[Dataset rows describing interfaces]

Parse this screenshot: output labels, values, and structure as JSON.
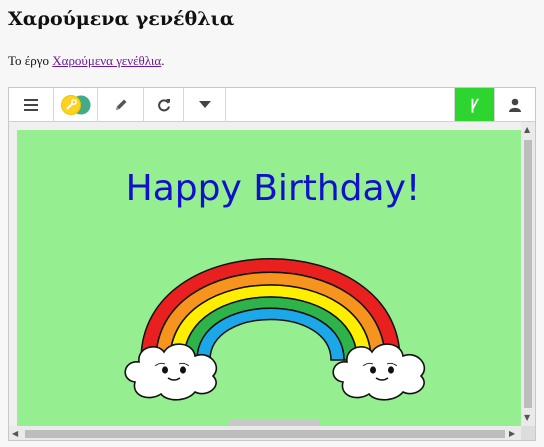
{
  "page": {
    "title": "Χαρούμενα γενέθλια",
    "intro_prefix": "Το έργο ",
    "intro_link": "Χαρούμενα γενέθλια",
    "intro_suffix": "."
  },
  "toolbar": {
    "buttons": [
      {
        "name": "menu",
        "icon": "hamburger-icon"
      },
      {
        "name": "python-logo",
        "icon": "python-logo-icon"
      },
      {
        "name": "edit",
        "icon": "pencil-icon"
      },
      {
        "name": "restart",
        "icon": "refresh-icon"
      },
      {
        "name": "more",
        "icon": "caret-down-icon"
      },
      {
        "name": "interpreter",
        "icon": "python-symbol-icon",
        "glyph": "Ꝩ",
        "color": "#2ed52e"
      },
      {
        "name": "user",
        "icon": "user-icon"
      }
    ]
  },
  "canvas": {
    "background": "#95ee8f",
    "greeting": "Happy Birthday!",
    "greeting_color": "#1111cc",
    "rainbow_colors": [
      "#e8201f",
      "#f7941d",
      "#ffee00",
      "#2db34a",
      "#1ba7e8"
    ]
  }
}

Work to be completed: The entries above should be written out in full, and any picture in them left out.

Result:
Parse this screenshot: output labels, values, and structure as JSON.
{
  "page": {
    "title": "Χαρούμενα γενέθλια",
    "intro_prefix": "Το έργο ",
    "intro_link": "Χαρούμενα γενέθλια",
    "intro_suffix": "."
  },
  "toolbar": {
    "buttons": [
      {
        "name": "menu",
        "icon": "hamburger-icon"
      },
      {
        "name": "python-logo",
        "icon": "python-logo-icon"
      },
      {
        "name": "edit",
        "icon": "pencil-icon"
      },
      {
        "name": "restart",
        "icon": "refresh-icon"
      },
      {
        "name": "more",
        "icon": "caret-down-icon"
      },
      {
        "name": "interpreter",
        "icon": "python-symbol-icon",
        "glyph": "Ꝩ",
        "color": "#2ed52e"
      },
      {
        "name": "user",
        "icon": "user-icon"
      }
    ]
  },
  "canvas": {
    "background": "#95ee8f",
    "greeting": "Happy Birthday!",
    "greeting_color": "#1111cc",
    "rainbow_colors": [
      "#e8201f",
      "#f7941d",
      "#ffee00",
      "#2db34a",
      "#1ba7e8"
    ]
  }
}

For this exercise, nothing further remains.